In a paper recently accepted in Nature, a team spanning several departments at Yale University and from Howard Hughes Medical Institute investigated differences in immune responses between men and women diagnosed with COVID-19.
Different immune responses between males and females have been documented previously, but whether and how these immunological differences influence people's responses to COVID-19 have yet to be well-documented. Such distinctions may offer unique opportunities to better predict and monitor patient outcome and tailor therapeutic intervention.
This team of researchers collected blood, nasal swab samples, saliva, urine, and stool from people recently admitted to the hospital who had tested positive for COVID-19. They determined the types and population sizes of specific immune cells, such as B cells, T cells, and monocytes in the samples. They also investigated the amount of molecules responsible for inflammation and cell recruitment, called cytokines and chemokines, respectively, detected in patient serum. These were compared between male and female patients as well as male and female health care workers, who served as non-infected controls. Finally, they evaluated how these factors were correlated the severity of each patient's COVID-19 symptoms.
They concluded that male patients developed lower T cell responses, specifically in a subset of T cell responsible for killing infected cells. Disease severity was greater over the course of infection in male patients who exhibited lower responses of this cell type. In female patients, disease severity was more determined by elevated inflammatory cytokines and chemokines.
Furthermore, older males had worse disease outcomes, correlating with the less robust T cell responses in this population, while this trend did not hold true for females.

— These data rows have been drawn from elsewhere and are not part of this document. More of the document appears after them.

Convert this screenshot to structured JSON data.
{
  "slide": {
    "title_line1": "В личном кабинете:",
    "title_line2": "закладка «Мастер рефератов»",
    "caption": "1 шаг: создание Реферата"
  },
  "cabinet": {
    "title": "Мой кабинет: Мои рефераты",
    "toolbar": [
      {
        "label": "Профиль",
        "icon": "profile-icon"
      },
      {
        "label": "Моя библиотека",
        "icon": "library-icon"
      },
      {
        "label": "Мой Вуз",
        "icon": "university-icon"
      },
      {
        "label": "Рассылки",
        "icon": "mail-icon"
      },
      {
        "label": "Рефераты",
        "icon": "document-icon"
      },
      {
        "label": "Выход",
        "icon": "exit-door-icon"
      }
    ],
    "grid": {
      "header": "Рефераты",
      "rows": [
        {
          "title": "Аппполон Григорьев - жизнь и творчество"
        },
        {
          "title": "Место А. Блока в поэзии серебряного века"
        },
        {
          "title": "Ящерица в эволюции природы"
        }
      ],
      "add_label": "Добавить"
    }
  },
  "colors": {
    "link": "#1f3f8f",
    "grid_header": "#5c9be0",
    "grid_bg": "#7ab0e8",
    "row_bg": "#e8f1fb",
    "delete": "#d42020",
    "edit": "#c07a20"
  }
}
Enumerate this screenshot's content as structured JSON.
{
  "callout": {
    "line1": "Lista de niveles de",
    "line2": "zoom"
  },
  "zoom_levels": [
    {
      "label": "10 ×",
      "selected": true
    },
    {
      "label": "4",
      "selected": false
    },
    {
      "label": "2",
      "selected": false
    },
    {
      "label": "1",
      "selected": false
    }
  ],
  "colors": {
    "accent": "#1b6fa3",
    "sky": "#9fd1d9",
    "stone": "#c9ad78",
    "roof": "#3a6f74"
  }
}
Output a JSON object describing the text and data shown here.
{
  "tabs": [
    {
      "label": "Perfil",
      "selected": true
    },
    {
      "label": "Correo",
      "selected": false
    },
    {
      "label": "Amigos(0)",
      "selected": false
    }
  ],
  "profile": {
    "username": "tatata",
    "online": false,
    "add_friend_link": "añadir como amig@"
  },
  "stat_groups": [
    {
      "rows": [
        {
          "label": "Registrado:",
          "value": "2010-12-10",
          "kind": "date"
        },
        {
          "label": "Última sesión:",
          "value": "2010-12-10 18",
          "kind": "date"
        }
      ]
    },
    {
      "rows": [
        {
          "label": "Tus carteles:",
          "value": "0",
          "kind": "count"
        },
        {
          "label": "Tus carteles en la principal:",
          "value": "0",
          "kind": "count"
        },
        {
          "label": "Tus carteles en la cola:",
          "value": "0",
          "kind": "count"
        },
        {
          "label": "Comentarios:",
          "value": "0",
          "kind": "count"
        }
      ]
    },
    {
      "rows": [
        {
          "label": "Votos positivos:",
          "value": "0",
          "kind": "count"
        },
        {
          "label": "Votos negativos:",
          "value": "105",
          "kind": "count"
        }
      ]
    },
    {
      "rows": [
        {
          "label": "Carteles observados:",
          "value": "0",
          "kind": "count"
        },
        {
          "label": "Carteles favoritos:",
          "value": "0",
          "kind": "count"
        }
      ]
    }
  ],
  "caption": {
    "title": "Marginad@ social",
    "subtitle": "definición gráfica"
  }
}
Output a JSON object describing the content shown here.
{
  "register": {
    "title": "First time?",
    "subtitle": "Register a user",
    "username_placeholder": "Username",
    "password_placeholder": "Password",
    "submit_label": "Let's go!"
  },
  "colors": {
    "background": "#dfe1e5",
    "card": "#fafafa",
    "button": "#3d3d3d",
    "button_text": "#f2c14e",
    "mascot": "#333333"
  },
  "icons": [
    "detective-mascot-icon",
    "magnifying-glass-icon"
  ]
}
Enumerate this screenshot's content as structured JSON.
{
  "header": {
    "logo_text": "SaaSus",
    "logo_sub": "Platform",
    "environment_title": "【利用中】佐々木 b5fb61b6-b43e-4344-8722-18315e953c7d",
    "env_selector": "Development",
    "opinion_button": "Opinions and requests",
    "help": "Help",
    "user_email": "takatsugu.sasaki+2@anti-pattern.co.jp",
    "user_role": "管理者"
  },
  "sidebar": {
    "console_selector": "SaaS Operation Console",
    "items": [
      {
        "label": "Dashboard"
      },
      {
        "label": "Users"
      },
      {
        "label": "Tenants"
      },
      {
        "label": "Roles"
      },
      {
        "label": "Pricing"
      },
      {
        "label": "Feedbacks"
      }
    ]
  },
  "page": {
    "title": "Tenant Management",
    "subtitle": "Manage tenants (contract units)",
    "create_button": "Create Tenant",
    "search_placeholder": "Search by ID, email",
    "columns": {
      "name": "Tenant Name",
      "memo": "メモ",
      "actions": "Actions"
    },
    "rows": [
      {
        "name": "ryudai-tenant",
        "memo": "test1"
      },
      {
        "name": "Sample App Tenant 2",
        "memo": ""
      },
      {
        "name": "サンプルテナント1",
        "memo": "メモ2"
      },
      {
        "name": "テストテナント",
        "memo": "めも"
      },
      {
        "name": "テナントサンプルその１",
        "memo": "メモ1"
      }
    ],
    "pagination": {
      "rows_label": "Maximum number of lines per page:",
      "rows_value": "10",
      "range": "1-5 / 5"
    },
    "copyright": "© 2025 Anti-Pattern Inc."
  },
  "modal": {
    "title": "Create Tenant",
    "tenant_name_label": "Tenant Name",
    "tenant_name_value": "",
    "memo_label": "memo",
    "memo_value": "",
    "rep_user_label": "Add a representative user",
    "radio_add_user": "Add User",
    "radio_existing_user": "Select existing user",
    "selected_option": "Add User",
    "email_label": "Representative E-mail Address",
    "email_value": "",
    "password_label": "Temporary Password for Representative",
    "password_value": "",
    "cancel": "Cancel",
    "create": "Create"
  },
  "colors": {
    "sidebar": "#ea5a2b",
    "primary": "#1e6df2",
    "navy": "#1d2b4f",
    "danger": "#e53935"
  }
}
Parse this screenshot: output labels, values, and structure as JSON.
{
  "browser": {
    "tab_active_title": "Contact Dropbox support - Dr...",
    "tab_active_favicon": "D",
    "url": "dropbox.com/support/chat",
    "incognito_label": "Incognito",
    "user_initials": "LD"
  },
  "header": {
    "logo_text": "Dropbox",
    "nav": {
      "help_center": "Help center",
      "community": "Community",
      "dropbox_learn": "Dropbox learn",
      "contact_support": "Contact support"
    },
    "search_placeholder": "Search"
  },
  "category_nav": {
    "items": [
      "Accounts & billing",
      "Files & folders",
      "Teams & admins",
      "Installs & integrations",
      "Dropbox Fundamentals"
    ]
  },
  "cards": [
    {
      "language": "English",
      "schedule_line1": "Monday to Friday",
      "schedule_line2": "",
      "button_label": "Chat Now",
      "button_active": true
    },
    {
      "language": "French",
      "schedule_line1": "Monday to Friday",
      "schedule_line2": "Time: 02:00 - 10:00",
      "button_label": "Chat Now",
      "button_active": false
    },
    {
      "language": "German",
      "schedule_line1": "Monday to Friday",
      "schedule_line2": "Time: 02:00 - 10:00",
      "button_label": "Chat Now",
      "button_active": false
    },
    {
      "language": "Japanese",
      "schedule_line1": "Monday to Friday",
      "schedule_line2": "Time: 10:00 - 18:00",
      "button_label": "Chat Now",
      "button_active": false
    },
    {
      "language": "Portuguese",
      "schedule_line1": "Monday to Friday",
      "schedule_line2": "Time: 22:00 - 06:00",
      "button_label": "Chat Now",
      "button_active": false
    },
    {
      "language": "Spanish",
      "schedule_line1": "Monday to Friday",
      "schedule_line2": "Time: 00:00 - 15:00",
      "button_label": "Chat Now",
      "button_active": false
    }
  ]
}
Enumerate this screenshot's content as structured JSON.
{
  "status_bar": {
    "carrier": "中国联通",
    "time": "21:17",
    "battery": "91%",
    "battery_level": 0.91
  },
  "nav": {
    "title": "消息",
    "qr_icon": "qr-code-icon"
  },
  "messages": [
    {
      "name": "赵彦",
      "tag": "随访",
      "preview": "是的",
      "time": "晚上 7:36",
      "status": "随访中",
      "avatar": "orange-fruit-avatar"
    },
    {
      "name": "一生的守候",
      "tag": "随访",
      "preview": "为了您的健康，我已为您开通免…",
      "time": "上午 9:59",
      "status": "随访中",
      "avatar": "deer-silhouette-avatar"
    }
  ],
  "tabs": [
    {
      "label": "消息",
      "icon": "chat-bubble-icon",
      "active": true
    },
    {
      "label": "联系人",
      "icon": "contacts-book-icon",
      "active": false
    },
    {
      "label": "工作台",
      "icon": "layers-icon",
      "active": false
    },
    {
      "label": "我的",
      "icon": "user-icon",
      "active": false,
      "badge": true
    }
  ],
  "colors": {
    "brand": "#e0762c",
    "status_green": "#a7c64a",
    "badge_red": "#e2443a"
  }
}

This study provides important preliminary understandings of the difference of responses between males and females during COVID-19 infection.